The above gives useful information, but more questions follow. Some questions may differ depending on your host’s distribution, e.g., I’m using Fedora, many people here use Ubuntu. Some of this may be more than you are interested in, but serial ports are important enough it may be worth pointing this stuff out. The whole topic of whether flash worked because of video issues makes it worth iterating more about monitors as well.
Serial Console “Stuff”
Looks like the host requires CONFIG_USB_SERIAL_PL2303 in kernel config to use your particular model of serial UART. Since you used the serial UART to read another device you can infer that this driver must be in place and functioning correctly. It’s up to hotplug layers and udev to make it all work together (most of what follows is because of this). Because the driver is a module on your system verified that the particular non-FTDI driver is correctly loaded from the lsmod line:
usbserial 53248 1 pl2303
On the host, what appends to dmesg output when the USB serial UART is plugged in? This could give information about USB port and driver handling. E.g., check “dmesg | tail -n 10” while the serial UART is not plugged in; check “dmesg | tail -n 20” after the USB device is plugged in. Paste the new addition to dmesg here. Even though your USB device works on something else the identifying tty can change so I’m hoping dmesg can help add confidence that the correct tty device is being used at this particular time (changing any device plugin or rebooting can change the ttyUSB).
On the host, does any file get added to “ls /dev/tty*” if you compare the tty list before and after plugging in this serial UART? A device which appears after plugging in the serial UART would be guaranteed as the correct device…but as mentioned above the device can change each time USB has any other change so this file should be used right after plugging in the cable (without adding or removing anything on USB). If no file appears, then it is possible the device special file is static and not added by the module, but this is uncommon. A dynamically appearing device special file is a “smoking gun” evidence that this is the right file at this moment in time.
When you open minicom or gtkterm or any serial terminal program for using the serial UART do you use “sudo” (if not then likely only members of group dialout could access the device…use sudo to be certain)? I personally prefer gtkterm. Note that udev can assign permissions differently from one device to the next which means similar operations which succeeded before may fail if some udev conditional rule kicks in. sudo should always get around that.
A really simple test to substitute for an oscilloscope is to run “sudo strings /dev/ttyUSBwhateverNameItIs”, and then turn on the power to the Jetson (test this on something known to work). Even if the serial port settings are wrong you should at least see some sort of garbage random output. If the serial port settings are correct you will get a literal read-only serial console text feed showing you what is happening play-by-play.
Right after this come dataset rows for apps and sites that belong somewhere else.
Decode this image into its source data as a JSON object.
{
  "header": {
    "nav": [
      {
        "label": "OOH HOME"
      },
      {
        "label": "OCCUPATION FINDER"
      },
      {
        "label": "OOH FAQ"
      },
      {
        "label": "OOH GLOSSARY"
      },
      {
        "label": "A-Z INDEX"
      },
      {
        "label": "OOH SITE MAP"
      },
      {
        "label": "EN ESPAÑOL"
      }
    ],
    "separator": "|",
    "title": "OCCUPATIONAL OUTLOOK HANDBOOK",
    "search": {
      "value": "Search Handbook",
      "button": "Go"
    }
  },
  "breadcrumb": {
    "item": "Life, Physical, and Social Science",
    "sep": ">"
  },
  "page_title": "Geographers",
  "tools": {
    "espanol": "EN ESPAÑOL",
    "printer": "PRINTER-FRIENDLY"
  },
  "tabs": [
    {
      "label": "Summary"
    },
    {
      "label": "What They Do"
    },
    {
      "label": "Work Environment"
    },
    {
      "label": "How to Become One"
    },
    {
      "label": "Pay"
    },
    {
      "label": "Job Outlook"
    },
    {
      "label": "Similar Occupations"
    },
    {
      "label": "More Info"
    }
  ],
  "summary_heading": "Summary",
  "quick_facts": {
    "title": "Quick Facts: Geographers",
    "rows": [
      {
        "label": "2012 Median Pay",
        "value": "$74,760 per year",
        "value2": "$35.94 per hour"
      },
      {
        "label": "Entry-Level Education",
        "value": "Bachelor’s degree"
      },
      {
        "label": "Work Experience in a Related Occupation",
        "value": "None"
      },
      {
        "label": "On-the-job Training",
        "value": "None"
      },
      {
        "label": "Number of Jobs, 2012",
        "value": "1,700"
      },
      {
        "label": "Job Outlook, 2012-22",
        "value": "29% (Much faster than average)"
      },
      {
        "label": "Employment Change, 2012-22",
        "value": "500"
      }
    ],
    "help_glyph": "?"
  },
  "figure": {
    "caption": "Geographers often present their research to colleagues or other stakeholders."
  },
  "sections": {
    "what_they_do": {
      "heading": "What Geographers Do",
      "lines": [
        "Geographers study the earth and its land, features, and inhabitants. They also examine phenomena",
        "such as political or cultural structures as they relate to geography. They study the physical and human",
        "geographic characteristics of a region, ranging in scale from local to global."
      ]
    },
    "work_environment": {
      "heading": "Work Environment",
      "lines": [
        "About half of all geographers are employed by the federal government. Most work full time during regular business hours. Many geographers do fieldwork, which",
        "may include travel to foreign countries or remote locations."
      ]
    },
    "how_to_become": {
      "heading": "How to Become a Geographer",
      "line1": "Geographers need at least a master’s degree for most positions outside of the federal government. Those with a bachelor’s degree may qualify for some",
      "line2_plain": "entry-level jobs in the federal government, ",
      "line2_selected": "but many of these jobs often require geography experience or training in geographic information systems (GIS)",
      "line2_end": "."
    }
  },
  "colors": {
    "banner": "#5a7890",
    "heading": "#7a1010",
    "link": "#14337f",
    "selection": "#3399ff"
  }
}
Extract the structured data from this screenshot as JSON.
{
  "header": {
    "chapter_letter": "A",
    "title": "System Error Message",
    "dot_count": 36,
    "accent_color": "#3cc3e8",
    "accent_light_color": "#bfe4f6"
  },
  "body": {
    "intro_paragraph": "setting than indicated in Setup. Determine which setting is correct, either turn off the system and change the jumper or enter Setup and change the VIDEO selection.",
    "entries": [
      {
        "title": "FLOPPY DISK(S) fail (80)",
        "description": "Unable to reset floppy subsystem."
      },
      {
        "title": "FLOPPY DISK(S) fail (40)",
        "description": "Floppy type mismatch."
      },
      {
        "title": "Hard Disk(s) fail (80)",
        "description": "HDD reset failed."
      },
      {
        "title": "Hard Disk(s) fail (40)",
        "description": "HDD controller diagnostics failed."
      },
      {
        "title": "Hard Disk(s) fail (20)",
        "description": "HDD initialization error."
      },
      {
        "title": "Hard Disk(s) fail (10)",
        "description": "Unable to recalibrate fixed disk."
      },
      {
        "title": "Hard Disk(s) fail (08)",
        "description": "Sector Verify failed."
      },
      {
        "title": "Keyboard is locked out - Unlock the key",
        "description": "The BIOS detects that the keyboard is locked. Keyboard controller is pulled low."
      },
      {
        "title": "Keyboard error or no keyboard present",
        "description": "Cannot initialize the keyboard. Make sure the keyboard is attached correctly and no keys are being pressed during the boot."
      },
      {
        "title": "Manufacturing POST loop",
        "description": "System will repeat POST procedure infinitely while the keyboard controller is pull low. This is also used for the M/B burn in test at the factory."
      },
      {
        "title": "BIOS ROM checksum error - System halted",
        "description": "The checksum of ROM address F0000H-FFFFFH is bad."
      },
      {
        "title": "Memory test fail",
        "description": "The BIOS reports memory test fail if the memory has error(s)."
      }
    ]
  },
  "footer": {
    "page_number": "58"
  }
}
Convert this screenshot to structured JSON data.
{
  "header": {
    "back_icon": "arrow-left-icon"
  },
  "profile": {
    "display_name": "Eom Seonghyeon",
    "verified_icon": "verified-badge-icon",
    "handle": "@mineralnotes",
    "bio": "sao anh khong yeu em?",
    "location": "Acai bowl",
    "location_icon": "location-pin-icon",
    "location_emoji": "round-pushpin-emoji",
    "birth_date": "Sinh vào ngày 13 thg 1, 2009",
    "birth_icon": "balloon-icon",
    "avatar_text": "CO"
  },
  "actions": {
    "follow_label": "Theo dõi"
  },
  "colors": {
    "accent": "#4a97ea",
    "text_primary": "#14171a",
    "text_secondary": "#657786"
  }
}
If you get such output from another device, and then unplug the DB-9 connector only (don’t touch the USB plugin at the host side), and reconnect to the Jetson, then you have a live stream of bytes and if nothing shows up probably the Jetson itself has a problem…if something does show up, then it is just a matter of getting console access in the Jetson. There will of course only be text if something on the Jetson is actively sending characters to the console (e.g., boot messages…this is why you’d run strings on the port while boot is going on…after boot is complete you won’t get anything). The important point here is that a serial console program can simply be blank if settings are wrong…raw output via strings will work even if serial port settings are wrong…it’s a good indicator.
About the Monitor
The fact that another computer reads the EDID proves the cable and monitor make this data available to the Jetson. This does not guarantee modes are compatible, but it eliminates a lot of outright failures and means automatic configuration is possible. Even if automatic configuration did not work there would still be a possibility that the default mode of the Jetson could be used on this monitor.
That said, the monitor in question does not support newer widescreen formats. I have a similar older monitor which is physically widescreen, but does not make available modern formats like 1080p (any monitor with 1080p probably “just works”). Many of the modes in these older monitors are not available without great effort. During boot monitors such as these may not have output from initial boot…mine does not and I get a brief note from the monitor that scan mode is too fast. Later in the boot when it reaches graphical stage a compatible mode is reached (GUI stage default mode differs from console default mode…compatibility can be missing in both or working in just one…GUI and console modes should be treated as separate issues). At the moment you add power to the Jetson, and for about 60 seconds after, does your monitor give any kind of note that perhaps there was a signal for at least a moment? Perhaps it is like my monitor and complains for about only a second or so that the mode is incompatible and then it shuts off all display of anything but blank. The carrier signal light stays off because it couldn’t lock on to that scan rate. That indication is easily missed because it is so very short. Should there be even a brief moment of complaint about scanning too fast you will know the issue is one of video mode setup…that “scan too fast” complaint could occur at either the moment the text mode is started or at the moment the GUI is started.